The regiment's history began in 1678, when three independent troops of Scots Dragoons were raised. In 1681, these troops were regimented to form The Royal Regiment of Scots Dragoons, numbered the 4th Dragoons in 1694. They were already mounted on grey horses by this stage and were already being referred to as the Grey Dragoons. In 1707, they were renamed The Royal North British Dragoons (North Britain then being the envisaged common name for Scotland – rather an insult I would say being a Scot), but were already being referred to as the Scots Greys.
Monday 5 October 2020
Here I am using Warlord Games plastic WSS cavalry for the first time. They are quite fiddly to assemble and the horse's heads are horrible, but when finished they don't look that bad plus, and this is important to me, they are quick to paint. The officer has actually come from the Artillery box and should represent a general of sorts but I have just made him the dragoon officer. My 'real' general figures will probably come from Ebor. Note British cavalry deploy in 2 ranks which accounts for the wide bases.
Charles Ross (or Rosse; 8 February 1667 – 5 August 1732) was a Scottish general and Member of Parliament.
He was the second son of George Ross, 11th Lord Ross. When Wynne's Regiment of Dragoons was raised in 1689, Ross joined as a captain, and served with the regiment in the Williamite War in Ireland. He went to Flanders with the regiment as lieutenant-colonel in 1694, and was appointed colonel of the regiment on Wynne's death, 15 July 1695. In 1704 he secured the title of the Royal Dragoons of Ireland for his regiment. Ross was promoted brigadier-general on 9 March 1702, and major-general on 1 January. He commanded a brigade of Dragoons at the battles of Blenheim, Ramillies, Oudenarde and Malplaquet. He was further promoted to lieutenant-general on 1 January 1707, made Colonel-General of all the Dragoons on 1 May 1711, and promoted to full general on 1 January 1712. He was removed from the colonelcy of the Royal Dragoons of Ireland on 8 October 1715, but reappointed on 1 February 1729, holding the post until his death.

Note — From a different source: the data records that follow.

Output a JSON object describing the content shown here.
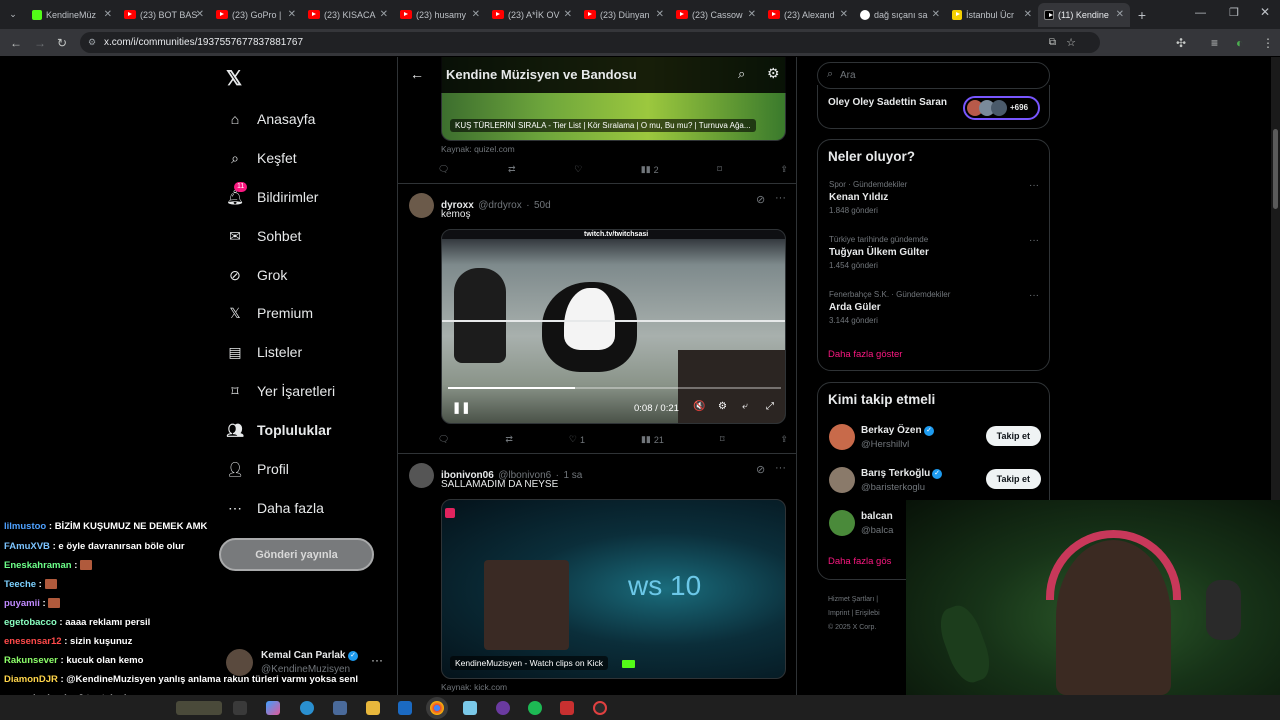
{
  "browser": {
    "tabs": [
      {
        "label": "KendineMüz",
        "kind": "x-green"
      },
      {
        "label": "(23) BOT BAS",
        "kind": "yt"
      },
      {
        "label": "(23) GoPro |",
        "kind": "yt"
      },
      {
        "label": "(23) KISACA",
        "kind": "yt"
      },
      {
        "label": "(23) husamy",
        "kind": "yt"
      },
      {
        "label": "(23) A*İK OV",
        "kind": "yt"
      },
      {
        "label": "(23) Dünyan",
        "kind": "yt"
      },
      {
        "label": "(23) Cassow",
        "kind": "yt"
      },
      {
        "label": "(23) Alexand",
        "kind": "yt"
      },
      {
        "label": "dağ sıçanı sa",
        "kind": "google"
      },
      {
        "label": "İstanbul Ücr",
        "kind": "s"
      },
      {
        "label": "(11) Kendine",
        "kind": "x",
        "active": true
      }
    ],
    "url": "x.com/i/communities/1937557677837881767"
  },
  "nav": {
    "items": [
      {
        "label": "Anasayfa",
        "icon": "home-icon"
      },
      {
        "label": "Keşfet",
        "icon": "search-icon"
      },
      {
        "label": "Bildirimler",
        "icon": "bell-icon",
        "badge": "11"
      },
      {
        "label": "Sohbet",
        "icon": "mail-icon"
      },
      {
        "label": "Grok",
        "icon": "grok-icon"
      },
      {
        "label": "Premium",
        "icon": "x-icon"
      },
      {
        "label": "Listeler",
        "icon": "list-icon"
      },
      {
        "label": "Yer İşaretleri",
        "icon": "bookmark-icon"
      },
      {
        "label": "Topluluklar",
        "icon": "communities-icon"
      },
      {
        "label": "Profil",
        "icon": "profile-icon"
      },
      {
        "label": "Daha fazla",
        "icon": "more-icon"
      }
    ],
    "post_button": "Gönderi yayınla",
    "account": {
      "name": "Kemal Can Parlak",
      "handle": "@KendineMuzisyen"
    }
  },
  "header": {
    "title": "Kendine Müzisyen ve Bandosu"
  },
  "tweets": [
    {
      "card_title": "KUŞ TÜRLERİNİ SIRALA - Tier List | Kör Sıralama | O mu, Bu mu? | Turnuva Ağa...",
      "source": "Kaynak: quizel.com",
      "views": "2"
    },
    {
      "name": "dyroxx",
      "handle": "@drdyrox",
      "time": "50d",
      "text": "kemoş",
      "banner": "twitch.tv/twitchsasi",
      "video_time": "0:08 / 0:21",
      "likes": "1",
      "views": "21"
    },
    {
      "name": "ibonivon06",
      "handle": "@lbonivon6",
      "time": "1 sa",
      "text": "SALLAMADIM DA NEYSE",
      "card_caption": "KendineMuzisyen - Watch clips on Kick",
      "screen_text": "ws 10",
      "source": "Kaynak: kick.com"
    }
  ],
  "right": {
    "search_placeholder": "Ara",
    "pinned_community": {
      "label": "Oley Oley Sadettin Saran",
      "count": "+696"
    },
    "trends_title": "Neler oluyor?",
    "trends": [
      {
        "meta": "Spor · Gündemdekiler",
        "title": "Kenan Yıldız",
        "count": "1.848 gönderi"
      },
      {
        "meta": "Türkiye tarihinde gündemde",
        "title": "Tuğyan Ülkem Gülter",
        "count": "1.454 gönderi"
      },
      {
        "meta": "Fenerbahçe S.K. · Gündemdekiler",
        "title": "Arda Güler",
        "count": "3.144 gönderi"
      }
    ],
    "trends_more": "Daha fazla göster",
    "who_title": "Kimi takip etmeli",
    "who": [
      {
        "name": "Berkay Özen",
        "handle": "@Hershillvl",
        "button": "Takip et"
      },
      {
        "name": "Barış Terkoğlu",
        "handle": "@baristerkoglu",
        "button": "Takip et"
      },
      {
        "name": "balcan",
        "handle": "@balca",
        "button": ""
      }
    ],
    "who_more": "Daha fazla gös",
    "footer": [
      "Hizmet Şartları",
      "Imprint",
      "Erişilebi",
      "© 2025 X Corp."
    ]
  },
  "chat": [
    {
      "user": "lilmustoo",
      "color": "#4ea1ff",
      "msg": "BİZİM KUŞUMUZ NE DEMEK AMK"
    },
    {
      "user": "FAmuXVB",
      "color": "#7cc4ff",
      "msg": "e öyle davranırsan böle olur"
    },
    {
      "user": "Eneskahraman",
      "color": "#6dff8a",
      "msg": ""
    },
    {
      "user": "Teeche",
      "color": "#7cd1ff",
      "msg": ""
    },
    {
      "user": "puyamii",
      "color": "#c08aff",
      "msg": ""
    },
    {
      "user": "egetobacco",
      "color": "#8affc1",
      "msg": "aaaa reklamı persil"
    },
    {
      "user": "enesensar12",
      "color": "#ff4a4a",
      "msg": "sizin kuşunuz"
    },
    {
      "user": "Rakunsever",
      "color": "#8dff6a",
      "msg": "kucuk olan kemo"
    },
    {
      "user": "DiamonDJR",
      "color": "#ffd54a",
      "msg": "@KendineMuzisyen yanlış anlama rakun türleri varmı yoksa senl"
    },
    {
      "user": "",
      "color": "#fff",
      "msg": "normal rakunlar 2 tur tekmi"
    }
  ],
  "colors": {
    "accent": "#1d9bf0",
    "pink": "#f91880",
    "bg": "#000000"
  }
}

Saturday 3 October 2020
This is the first of a two battalion Regiment I plan to have. Many sources describe it as Walloon but others state that it was a German regiment and I incline towards the latter view. It was at Blenheim and occupied the village of the same name (or Blindheim if you prefer). It was largely wiped out there and was never re-raised.
Interestingly it's proprietor was Lieutenant General Beatus Jacques II de Zurlauben, who commanded the Gendarmerie at that same battle and who later died of his wounds sustained on that bloody day. He was a Swiss who was much favoured by Louis XIV for his valiant performance at the Battle of the Boyne. Wiki says “Appointed lieutenant general on June 5, 1702, he made heroic efforts at the battle of Höchstädt (Blenheim)in 1704. Although he had received seven deep wounds, having placed himself at the head of the gendarmerie, he had thrice driven back the enemy;but not being seconded (supported), he was obliged to retire. The king, informed of his conduct, made the Minister of War write: "His Majesty commanded me to say ALL that you will be happy with the way in which he intends to compensate you, remember to heal promptly and to come and receive the reward for your services.". The letter was dated September 20;and, before it could reach him, Zurlauben died in Ulm.”
Flags from Flags of War. Lastly, one strange coincidence: one of his sons was a captain in the yellow-coated regiment (Hessy) I showed you recently.